There is an interesting article about mental health issues in the recent issue of the Military Law Review: Major Cara-Ann M. Hamaguchi, A Precarious Balance: Managing Stigma, Confidentiality, and Command Awareness in the Mental Health Arena, 222 Mil. L. Rev. 156 (Winter 2015) (available here).
examines the conflict between privacy and the military mission, and advocates for a better balance between the two by centralizing information for commanders and establishing specific administrative consequences for commanders and leaders who fail to respect established privacy standards. This article also examines the current uses of mental-health information for mission and readiness requirements, and calls for more transparency for Soldiers. While parts of this article apply to the entire spectrum of mental conditions and disorders, this article focuses specifically on combat-stress and Post Traumatic Stress Disorder (PTSD).
Hamaguchi, supra, at 161. The article’s main focus is on Army regulations and application, but its themes have broad application. For instance:
Confidentiality is critical to overcoming barriers to care associated with stigma. Soldiers who are otherwise too embarrassed or scared to seek treatment are more likely to do so with strict assurances of privacy. Many of them seek out mental-health providers and chaplains “off the record,” and they are often wary of even being seen talking to these professionals.
Hamaguchi, supra, at 175. And the article also identifies (but does not discuss in detail) what I consider to be a significant flaw in the military exception to HIPAA:
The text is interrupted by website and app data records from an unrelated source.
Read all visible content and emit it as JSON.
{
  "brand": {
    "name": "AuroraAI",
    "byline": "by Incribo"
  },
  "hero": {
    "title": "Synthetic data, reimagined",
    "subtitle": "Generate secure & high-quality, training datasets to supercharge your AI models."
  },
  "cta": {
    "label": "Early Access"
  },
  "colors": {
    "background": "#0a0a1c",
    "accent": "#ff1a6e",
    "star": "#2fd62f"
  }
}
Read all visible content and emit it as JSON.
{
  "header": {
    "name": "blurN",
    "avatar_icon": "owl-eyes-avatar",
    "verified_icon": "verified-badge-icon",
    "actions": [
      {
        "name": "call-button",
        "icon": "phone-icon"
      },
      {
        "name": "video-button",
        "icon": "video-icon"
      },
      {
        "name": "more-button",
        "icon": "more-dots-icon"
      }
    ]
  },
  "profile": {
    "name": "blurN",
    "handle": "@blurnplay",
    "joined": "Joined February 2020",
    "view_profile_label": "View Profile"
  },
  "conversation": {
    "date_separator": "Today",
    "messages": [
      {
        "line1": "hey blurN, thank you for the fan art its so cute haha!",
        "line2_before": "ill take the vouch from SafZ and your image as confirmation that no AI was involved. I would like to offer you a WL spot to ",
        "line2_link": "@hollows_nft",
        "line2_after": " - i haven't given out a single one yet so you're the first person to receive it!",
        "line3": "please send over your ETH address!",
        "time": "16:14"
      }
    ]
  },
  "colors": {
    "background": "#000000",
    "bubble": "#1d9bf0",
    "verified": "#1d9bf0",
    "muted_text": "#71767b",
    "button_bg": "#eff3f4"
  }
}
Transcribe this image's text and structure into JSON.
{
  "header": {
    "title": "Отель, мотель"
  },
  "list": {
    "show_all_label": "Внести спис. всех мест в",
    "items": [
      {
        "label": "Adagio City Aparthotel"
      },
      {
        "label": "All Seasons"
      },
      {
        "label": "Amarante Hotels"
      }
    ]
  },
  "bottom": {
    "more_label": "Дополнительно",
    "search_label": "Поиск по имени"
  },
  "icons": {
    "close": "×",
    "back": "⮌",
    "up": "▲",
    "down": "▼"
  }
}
The default rule under HIPAA and DoD policy is that PHI cannot be released unless the patient authorizes release or an exception to HIPAA applies. Nevertheless, there is a HIPAA exception that accounts for the unique nature of the military mission. This “Military Command Authority” exception allows military and civilian treatment facilities to provide appropriate command authorities with access to a Soldier’s PHI to facilitate decisions pertaining to medical fitness and readiness. . . .
Notably, the exception to HIPAA does not provide commanders with unlimited access to a Soldier’s PHI. Rather, the information released must be the minimum amount of information necessary for mission accomplishment. Nevertheless, out of deference to commanders and for the sake of mission completion, this exception can be quite broad in practice.
Hamaguchi, supra, at 186-188 (emphasis added). I think it better to say that this exception often swallows the rule. This begs the question of why, if “confidentiality is critical,” HIPAA’s privacy rules are not more strictly enforced in the military. The article provides something of an answer in the form of a proposed regulation to address commanders who fail to respect protected health information:
AR 600-20 could establish a specific penalty for commanders who intentionally disregard privacy or who promote or tolerate stigma in their formations. As discussed previously in section VII, the penalties associated with HIPAA do not apply to commanders because commanders are not “covered entities” under HIPAA. In addition, although commanders are subject to criminal penalties under the Privacy Act, the likelihood and feasibility of a criminal prosecution is minimal. There are also no specific enumerated penalties for leaders or commanders who promote or tolerate stigma. While there are various policies that caution against promoting stigma, none of them are explicitly punitive in nature. To fill the gap, the addition of a Soldier Fitness chapter into AR 600-20 should include a penalty modeled after the penalties for EO and sexual-harassment policy violations.
Hamaguchi, supra, at 196.